"There isn't a lot of used plug-in hybrid product about at the moment, and even with the market leader, the Outlander PHEV, a lot of used products were sold on a £299 a month PCP deal in recognition of the challenge for the new entrant into the used market," says Jowsey. "This was a well-considered approach, and it allowed Mitsubishi to ensure that dealers were able to lend demonstrators for more than a couple of hours and that they had sufficient cars to satisfy interest, plus the ability to sell or pre-sell them."

Pontin, however, thinks values of the Outlander PHEV could struggle in the long run: "Mitsubishi had to do something in terms of remarketing and it is, I would imagine, very difficult for them. The reality is that that car suits a business user from a tax perspective, but when you speak to a retail used car buyer, they're just not interested."

"They will face some difficulty with that car, and it's not just me saying that; contract hire and leasing companies that have got high volumes of Outlander PHEVs are really worried because they don't how they're going to put them back in the market. I fear they have some residual woes to come; I know there are a number of companies who have put those cars on their fleet with a residual value that's just wrong, and it's going to cause some pain." 

If there is a way to navigate the unchartered territory of remarketing plug-in hybrids, it's by preaching to the converted. It may not work for leased vehicles, but for companies funding their own fleets, drivers who are used to, and fond of, the vehicles are worth tapping up at defleet time.

"The first thing fleets should do is ask whether the company car driver wants to keep it; that might sound daft but you don't know until you ask the question," says Pontin. "They may not get a retail figure for the vehicle, but they may be able to draw somewhere around the trade figure for the car, which makes it a good deal for them the drivers."

"If you are prepared to sell ex-fleet cars to employees then the original drivers should be the greatest advocates," adds Jowsey. "Therefore, the people they interact with within the business may well be the prime candidates to buy something like that. You could argue that if you've got a private motorist as the second user, who plugs it in properly, then they - and a great many other people - could do almost the typical 8,000 per annum private mileage on the battery, so why would they not be interested?" adds Jowsey.

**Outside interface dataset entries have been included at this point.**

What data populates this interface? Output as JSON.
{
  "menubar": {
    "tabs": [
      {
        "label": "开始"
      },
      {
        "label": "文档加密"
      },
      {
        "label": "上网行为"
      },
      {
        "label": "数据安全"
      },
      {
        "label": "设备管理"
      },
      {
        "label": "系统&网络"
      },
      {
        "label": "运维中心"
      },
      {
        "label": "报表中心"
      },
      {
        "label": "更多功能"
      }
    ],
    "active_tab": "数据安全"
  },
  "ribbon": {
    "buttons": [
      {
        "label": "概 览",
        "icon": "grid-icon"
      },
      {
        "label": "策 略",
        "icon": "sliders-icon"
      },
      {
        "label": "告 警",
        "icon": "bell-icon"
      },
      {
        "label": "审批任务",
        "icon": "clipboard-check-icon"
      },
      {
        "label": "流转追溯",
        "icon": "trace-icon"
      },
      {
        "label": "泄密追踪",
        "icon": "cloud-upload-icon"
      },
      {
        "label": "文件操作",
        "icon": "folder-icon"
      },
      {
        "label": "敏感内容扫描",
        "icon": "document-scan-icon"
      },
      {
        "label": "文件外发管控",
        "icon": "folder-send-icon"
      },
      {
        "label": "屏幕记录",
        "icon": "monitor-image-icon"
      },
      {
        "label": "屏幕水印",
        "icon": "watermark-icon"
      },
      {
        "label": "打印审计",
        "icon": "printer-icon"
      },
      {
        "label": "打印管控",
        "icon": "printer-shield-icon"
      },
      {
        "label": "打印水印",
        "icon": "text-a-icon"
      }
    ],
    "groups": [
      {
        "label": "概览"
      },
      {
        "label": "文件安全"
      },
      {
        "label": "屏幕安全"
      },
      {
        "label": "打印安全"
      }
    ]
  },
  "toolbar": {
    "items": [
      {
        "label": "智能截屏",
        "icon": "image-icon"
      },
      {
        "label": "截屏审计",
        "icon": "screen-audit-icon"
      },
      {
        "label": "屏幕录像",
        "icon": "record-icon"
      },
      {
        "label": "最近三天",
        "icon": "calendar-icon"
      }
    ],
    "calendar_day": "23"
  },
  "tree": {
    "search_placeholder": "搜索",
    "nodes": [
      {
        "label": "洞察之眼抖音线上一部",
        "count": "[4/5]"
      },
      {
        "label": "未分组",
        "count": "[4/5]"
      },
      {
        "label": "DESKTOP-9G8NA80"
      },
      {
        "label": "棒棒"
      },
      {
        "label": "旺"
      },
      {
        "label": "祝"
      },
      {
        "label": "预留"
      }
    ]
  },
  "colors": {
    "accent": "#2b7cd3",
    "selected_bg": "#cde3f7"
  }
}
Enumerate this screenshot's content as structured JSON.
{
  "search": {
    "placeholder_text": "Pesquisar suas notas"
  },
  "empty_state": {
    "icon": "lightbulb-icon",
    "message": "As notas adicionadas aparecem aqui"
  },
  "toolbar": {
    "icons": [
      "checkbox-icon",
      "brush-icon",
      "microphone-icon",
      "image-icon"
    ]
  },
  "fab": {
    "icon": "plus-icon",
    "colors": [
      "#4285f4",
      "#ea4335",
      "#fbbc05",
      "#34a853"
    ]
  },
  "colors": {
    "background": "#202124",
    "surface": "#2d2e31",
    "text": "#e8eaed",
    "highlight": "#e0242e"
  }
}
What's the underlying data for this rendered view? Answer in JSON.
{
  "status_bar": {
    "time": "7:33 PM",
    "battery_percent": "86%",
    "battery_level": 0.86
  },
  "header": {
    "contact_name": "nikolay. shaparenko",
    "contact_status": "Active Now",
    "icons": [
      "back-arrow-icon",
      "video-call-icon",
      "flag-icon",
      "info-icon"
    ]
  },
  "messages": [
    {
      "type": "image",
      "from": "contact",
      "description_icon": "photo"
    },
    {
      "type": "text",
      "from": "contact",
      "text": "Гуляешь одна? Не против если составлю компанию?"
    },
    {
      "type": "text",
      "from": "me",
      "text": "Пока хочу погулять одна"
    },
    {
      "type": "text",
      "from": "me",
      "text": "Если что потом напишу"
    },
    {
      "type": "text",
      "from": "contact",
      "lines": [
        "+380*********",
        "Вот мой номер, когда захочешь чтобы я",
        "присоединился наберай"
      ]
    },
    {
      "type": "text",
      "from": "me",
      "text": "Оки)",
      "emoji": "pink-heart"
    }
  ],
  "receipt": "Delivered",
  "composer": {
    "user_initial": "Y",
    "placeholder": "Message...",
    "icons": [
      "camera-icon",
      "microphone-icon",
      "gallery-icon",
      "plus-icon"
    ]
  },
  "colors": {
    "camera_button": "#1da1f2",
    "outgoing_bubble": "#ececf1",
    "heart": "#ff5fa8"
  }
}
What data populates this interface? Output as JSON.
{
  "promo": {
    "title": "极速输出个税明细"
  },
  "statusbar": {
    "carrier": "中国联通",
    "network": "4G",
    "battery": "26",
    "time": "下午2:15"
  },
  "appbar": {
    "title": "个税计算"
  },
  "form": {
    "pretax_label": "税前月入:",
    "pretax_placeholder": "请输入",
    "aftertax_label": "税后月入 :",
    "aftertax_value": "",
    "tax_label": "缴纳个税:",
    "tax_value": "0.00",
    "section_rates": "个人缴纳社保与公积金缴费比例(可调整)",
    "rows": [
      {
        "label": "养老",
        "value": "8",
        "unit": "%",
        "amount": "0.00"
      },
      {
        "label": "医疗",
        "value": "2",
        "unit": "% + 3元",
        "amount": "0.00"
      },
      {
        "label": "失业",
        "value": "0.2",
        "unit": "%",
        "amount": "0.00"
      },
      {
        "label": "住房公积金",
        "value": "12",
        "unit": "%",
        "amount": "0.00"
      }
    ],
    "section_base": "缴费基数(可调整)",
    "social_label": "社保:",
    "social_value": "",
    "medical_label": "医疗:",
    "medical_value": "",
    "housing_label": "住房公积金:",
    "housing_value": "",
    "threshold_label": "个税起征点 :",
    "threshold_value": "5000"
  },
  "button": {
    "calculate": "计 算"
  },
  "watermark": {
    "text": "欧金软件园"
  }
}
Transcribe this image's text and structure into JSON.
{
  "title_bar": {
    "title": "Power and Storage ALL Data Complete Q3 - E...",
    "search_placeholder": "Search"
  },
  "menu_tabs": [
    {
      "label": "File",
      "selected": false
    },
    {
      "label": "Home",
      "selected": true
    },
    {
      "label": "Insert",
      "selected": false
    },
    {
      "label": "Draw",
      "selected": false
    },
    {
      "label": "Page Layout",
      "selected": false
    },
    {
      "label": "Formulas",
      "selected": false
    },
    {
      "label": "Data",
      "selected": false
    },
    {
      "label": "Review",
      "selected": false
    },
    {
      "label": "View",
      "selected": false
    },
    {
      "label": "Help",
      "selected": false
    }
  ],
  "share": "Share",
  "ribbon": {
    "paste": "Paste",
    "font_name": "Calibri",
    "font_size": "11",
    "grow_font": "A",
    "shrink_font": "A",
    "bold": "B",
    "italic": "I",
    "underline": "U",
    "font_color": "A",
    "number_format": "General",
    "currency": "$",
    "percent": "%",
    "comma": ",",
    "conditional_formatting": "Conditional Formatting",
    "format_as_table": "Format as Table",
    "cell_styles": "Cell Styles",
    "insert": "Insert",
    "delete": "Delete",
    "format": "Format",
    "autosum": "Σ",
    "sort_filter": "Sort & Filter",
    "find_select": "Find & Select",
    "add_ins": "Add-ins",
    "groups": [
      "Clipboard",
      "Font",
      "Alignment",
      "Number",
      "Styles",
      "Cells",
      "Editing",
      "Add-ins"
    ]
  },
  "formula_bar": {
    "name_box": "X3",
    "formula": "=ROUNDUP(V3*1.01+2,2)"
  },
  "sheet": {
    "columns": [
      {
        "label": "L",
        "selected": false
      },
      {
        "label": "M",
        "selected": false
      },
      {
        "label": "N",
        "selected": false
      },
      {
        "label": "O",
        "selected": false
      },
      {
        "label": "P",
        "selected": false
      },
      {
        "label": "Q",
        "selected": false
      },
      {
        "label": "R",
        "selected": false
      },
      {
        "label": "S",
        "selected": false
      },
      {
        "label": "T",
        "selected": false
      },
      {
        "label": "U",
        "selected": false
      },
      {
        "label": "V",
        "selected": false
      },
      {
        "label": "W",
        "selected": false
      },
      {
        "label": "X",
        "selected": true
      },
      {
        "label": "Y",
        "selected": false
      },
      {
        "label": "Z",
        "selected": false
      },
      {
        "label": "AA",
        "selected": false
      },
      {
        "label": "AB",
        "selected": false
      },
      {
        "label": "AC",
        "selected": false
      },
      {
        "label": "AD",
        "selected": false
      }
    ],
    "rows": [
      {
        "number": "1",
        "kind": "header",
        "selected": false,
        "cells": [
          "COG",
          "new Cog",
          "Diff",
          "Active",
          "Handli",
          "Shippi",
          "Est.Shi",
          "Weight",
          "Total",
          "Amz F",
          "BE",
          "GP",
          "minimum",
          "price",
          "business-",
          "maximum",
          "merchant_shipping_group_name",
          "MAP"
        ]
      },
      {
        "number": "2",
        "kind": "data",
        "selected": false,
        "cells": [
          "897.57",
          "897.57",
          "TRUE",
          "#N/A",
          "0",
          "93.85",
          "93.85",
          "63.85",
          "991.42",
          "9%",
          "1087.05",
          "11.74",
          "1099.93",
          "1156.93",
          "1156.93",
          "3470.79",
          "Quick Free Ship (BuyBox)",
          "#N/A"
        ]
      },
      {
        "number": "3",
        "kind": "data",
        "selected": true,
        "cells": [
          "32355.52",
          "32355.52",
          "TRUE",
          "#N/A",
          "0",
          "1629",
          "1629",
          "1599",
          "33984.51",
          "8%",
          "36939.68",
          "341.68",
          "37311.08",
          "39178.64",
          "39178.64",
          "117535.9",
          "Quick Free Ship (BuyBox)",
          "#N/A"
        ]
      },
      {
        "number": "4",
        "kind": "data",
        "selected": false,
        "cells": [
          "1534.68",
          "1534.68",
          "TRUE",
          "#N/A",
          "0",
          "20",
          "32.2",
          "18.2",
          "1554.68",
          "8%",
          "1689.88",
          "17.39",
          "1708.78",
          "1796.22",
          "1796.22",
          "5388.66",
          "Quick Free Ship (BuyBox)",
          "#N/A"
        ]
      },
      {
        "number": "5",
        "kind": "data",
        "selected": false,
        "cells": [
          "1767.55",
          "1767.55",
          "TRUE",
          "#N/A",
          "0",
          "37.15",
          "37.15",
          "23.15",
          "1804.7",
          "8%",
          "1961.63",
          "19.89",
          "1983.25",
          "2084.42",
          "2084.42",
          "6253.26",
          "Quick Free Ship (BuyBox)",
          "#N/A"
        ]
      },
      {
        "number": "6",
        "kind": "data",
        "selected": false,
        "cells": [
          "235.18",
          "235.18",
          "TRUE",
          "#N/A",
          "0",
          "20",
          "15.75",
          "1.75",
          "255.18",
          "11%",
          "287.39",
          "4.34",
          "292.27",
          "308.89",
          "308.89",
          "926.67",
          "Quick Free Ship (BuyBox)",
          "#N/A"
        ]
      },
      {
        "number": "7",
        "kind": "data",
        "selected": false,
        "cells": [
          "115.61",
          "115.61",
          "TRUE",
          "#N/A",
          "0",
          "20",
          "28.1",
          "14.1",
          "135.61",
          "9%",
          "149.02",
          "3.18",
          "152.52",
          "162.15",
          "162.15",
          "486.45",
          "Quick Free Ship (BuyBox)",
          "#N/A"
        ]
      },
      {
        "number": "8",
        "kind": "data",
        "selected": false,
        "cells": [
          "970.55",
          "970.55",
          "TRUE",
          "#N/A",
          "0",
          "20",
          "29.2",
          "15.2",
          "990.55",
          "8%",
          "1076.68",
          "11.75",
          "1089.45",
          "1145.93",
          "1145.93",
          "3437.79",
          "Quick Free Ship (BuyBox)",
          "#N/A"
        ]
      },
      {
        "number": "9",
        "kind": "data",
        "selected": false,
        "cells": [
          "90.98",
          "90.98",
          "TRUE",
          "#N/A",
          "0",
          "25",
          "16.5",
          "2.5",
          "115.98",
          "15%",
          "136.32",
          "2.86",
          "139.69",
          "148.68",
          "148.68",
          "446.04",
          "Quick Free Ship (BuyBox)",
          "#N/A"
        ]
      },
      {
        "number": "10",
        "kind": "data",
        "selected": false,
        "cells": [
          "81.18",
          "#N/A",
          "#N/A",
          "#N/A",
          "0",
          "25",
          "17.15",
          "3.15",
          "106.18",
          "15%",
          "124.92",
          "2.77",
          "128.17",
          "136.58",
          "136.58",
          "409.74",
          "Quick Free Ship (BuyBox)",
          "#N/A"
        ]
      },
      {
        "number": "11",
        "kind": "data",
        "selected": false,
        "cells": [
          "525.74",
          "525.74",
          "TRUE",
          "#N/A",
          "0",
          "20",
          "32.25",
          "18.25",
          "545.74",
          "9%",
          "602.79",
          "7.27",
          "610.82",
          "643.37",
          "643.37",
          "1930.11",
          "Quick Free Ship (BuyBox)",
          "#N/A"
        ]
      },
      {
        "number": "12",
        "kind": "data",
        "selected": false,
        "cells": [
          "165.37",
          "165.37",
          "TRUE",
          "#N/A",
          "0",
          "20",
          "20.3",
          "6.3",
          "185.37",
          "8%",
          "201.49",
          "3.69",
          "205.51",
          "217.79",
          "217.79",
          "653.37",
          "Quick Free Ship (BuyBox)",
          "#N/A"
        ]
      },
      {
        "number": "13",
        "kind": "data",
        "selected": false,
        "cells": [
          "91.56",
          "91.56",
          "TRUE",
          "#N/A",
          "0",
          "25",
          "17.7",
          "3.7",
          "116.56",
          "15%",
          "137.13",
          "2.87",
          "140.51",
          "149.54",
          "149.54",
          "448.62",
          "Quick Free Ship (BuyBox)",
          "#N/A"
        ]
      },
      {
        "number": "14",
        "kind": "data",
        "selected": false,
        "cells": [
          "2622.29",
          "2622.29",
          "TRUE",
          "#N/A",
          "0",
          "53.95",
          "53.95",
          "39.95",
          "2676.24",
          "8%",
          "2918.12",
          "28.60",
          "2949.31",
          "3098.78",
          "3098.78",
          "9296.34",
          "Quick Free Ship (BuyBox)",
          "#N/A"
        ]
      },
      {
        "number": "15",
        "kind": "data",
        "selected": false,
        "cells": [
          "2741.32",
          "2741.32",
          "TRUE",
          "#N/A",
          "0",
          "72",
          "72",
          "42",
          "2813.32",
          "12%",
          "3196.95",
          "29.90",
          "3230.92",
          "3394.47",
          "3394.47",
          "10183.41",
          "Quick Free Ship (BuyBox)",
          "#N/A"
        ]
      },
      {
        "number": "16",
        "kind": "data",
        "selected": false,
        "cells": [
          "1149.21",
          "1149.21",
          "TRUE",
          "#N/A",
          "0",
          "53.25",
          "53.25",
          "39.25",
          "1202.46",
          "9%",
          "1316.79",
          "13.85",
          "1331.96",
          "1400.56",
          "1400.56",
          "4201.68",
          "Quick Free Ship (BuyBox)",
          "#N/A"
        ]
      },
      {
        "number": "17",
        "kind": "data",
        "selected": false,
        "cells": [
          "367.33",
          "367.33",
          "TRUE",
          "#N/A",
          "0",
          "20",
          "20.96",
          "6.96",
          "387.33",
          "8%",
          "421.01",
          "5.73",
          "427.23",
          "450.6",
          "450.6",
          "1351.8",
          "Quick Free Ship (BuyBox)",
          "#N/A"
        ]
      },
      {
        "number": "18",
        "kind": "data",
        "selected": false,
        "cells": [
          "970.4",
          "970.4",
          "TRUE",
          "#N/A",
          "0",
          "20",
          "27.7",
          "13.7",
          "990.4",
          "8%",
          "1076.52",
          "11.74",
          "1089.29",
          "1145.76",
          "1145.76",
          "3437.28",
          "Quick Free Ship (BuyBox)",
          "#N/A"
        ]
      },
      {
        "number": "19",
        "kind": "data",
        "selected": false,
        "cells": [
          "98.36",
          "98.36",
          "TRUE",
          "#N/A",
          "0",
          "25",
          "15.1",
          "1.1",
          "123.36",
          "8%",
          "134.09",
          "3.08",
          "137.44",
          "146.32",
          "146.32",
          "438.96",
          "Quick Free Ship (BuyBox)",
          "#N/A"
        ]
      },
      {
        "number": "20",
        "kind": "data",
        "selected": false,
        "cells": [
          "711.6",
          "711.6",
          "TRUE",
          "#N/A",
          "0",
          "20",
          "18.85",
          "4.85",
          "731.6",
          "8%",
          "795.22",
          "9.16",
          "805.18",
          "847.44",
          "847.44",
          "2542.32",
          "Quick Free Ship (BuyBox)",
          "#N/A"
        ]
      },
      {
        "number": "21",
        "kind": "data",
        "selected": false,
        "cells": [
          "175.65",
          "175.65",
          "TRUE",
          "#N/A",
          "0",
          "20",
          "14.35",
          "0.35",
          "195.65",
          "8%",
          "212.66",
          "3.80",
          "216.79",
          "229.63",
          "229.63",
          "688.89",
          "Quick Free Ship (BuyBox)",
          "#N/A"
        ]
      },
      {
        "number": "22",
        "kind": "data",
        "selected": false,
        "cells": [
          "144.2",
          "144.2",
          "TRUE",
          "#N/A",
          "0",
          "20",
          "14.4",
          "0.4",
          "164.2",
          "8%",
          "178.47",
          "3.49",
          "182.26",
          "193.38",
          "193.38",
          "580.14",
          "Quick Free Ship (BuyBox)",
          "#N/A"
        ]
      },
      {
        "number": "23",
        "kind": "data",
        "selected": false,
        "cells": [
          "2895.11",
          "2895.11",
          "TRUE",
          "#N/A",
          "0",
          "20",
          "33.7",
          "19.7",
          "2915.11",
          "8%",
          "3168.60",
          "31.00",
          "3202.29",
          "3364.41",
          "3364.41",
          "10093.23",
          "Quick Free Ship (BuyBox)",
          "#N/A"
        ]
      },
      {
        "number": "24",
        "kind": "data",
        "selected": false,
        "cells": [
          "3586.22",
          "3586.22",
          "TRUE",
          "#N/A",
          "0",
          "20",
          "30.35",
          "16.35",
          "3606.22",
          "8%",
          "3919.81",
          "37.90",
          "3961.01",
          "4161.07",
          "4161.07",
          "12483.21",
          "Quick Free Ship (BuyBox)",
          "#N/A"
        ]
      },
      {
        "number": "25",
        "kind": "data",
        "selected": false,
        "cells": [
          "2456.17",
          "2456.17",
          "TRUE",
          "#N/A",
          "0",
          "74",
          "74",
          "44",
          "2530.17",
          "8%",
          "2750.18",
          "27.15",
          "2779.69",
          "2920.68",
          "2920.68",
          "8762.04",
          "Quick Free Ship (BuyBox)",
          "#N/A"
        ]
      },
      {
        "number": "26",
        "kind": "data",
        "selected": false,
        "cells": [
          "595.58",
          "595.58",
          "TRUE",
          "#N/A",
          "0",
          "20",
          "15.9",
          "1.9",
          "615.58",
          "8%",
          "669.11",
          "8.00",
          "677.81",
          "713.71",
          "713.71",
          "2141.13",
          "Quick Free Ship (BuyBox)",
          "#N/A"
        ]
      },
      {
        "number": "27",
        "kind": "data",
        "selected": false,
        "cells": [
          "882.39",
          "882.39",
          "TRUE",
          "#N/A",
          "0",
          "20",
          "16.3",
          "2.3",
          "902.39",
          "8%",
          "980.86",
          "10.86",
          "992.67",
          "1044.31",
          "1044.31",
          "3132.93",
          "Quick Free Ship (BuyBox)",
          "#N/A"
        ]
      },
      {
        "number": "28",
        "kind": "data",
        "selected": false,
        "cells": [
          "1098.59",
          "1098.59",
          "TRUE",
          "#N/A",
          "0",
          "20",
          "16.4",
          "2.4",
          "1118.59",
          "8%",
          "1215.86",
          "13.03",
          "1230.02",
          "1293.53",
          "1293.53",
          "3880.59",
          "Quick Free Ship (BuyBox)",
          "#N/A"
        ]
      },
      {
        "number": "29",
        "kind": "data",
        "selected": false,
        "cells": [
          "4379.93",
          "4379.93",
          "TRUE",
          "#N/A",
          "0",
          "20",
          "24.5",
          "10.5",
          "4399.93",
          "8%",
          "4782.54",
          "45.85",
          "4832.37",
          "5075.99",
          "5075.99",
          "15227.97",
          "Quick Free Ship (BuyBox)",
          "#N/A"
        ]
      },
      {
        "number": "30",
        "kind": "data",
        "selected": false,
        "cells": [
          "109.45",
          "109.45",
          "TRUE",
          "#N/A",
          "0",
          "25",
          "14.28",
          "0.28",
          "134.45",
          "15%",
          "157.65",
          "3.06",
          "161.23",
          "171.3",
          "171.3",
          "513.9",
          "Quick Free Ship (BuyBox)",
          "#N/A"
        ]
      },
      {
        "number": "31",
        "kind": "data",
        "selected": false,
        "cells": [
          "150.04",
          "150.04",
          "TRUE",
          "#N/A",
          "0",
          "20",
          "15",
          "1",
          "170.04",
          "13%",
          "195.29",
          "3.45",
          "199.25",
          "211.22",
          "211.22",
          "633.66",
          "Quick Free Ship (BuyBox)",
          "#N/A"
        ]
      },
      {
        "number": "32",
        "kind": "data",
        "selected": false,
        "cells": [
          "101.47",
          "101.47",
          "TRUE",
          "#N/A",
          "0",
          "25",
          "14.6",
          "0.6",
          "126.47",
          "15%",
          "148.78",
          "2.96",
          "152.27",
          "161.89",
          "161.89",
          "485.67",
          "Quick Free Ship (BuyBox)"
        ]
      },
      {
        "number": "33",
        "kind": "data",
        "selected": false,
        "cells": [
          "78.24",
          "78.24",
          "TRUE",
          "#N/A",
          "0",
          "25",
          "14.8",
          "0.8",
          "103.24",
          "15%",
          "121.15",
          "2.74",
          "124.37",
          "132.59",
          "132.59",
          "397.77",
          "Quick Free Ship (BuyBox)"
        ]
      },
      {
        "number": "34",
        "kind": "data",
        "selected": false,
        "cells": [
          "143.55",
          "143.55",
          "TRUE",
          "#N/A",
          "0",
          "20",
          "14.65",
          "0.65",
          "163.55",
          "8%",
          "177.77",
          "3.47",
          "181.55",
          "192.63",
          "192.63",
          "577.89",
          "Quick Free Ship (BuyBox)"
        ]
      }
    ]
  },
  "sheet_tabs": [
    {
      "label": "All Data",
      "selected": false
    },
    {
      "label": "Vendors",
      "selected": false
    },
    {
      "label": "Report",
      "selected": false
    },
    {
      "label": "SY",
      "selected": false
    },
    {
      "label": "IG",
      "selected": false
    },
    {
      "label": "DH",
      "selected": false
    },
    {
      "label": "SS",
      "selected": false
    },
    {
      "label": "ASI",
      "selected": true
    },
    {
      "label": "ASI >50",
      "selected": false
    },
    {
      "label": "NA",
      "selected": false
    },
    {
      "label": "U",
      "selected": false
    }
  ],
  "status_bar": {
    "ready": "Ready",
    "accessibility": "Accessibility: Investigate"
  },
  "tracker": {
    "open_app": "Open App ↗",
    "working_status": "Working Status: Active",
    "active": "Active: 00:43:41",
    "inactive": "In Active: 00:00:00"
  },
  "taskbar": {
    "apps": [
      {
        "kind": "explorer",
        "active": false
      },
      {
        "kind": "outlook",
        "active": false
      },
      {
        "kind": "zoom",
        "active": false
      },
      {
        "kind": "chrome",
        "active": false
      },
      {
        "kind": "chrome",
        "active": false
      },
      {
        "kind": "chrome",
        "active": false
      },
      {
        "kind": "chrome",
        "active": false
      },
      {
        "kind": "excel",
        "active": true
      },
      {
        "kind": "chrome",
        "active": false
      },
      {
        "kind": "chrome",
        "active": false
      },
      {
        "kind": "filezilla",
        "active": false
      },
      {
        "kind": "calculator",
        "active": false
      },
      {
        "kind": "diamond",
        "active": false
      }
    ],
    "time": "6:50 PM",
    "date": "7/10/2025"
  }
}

"Until there is a more mature used market for plug-in hybrids, the challenge is that used car managers will remain reluctant to pay more than an equivalent diesel, which currently will have a wider appeal and logically sell faster. For them, stock turn is crucial."

Pontin says fleets need to get vehicles in prime condition before they sell, particularly in mind of a greater volume of stock hitting the market: "When it's back, just make sure that thing looks as shiny as shiny can be, and take the first bid on the car; it's the best you can do with it. I don't think there's anything else you can try to move something like that, because very soon there'll be quite a volume of them coming back to the market."